+++ The records +++

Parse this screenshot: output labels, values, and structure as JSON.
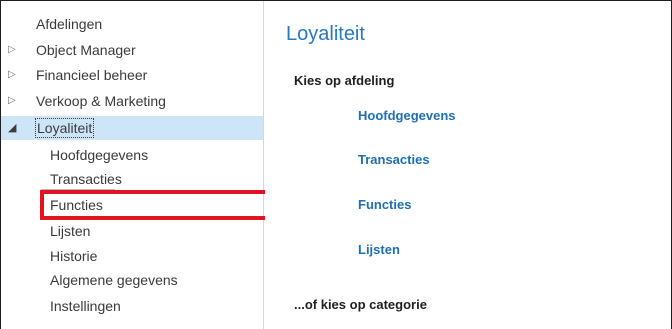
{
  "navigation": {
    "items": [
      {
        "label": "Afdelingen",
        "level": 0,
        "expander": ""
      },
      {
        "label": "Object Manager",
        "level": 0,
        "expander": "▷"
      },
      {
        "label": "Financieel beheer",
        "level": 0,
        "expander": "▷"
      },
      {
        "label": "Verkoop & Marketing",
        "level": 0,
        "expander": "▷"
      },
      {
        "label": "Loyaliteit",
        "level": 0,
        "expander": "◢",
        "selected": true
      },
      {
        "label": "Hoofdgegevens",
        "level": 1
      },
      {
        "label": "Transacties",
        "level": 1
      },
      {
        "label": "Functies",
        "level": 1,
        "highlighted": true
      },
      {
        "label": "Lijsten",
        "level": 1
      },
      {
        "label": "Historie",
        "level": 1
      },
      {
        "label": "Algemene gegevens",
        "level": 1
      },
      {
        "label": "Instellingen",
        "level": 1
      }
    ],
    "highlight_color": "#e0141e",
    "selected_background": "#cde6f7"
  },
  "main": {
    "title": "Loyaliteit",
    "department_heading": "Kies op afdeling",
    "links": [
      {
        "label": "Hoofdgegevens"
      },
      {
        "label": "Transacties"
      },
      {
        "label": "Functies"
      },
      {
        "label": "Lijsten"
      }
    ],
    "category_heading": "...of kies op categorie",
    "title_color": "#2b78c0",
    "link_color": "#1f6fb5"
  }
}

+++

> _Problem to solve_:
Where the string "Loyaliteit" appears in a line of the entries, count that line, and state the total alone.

> _Exercise solution_:
2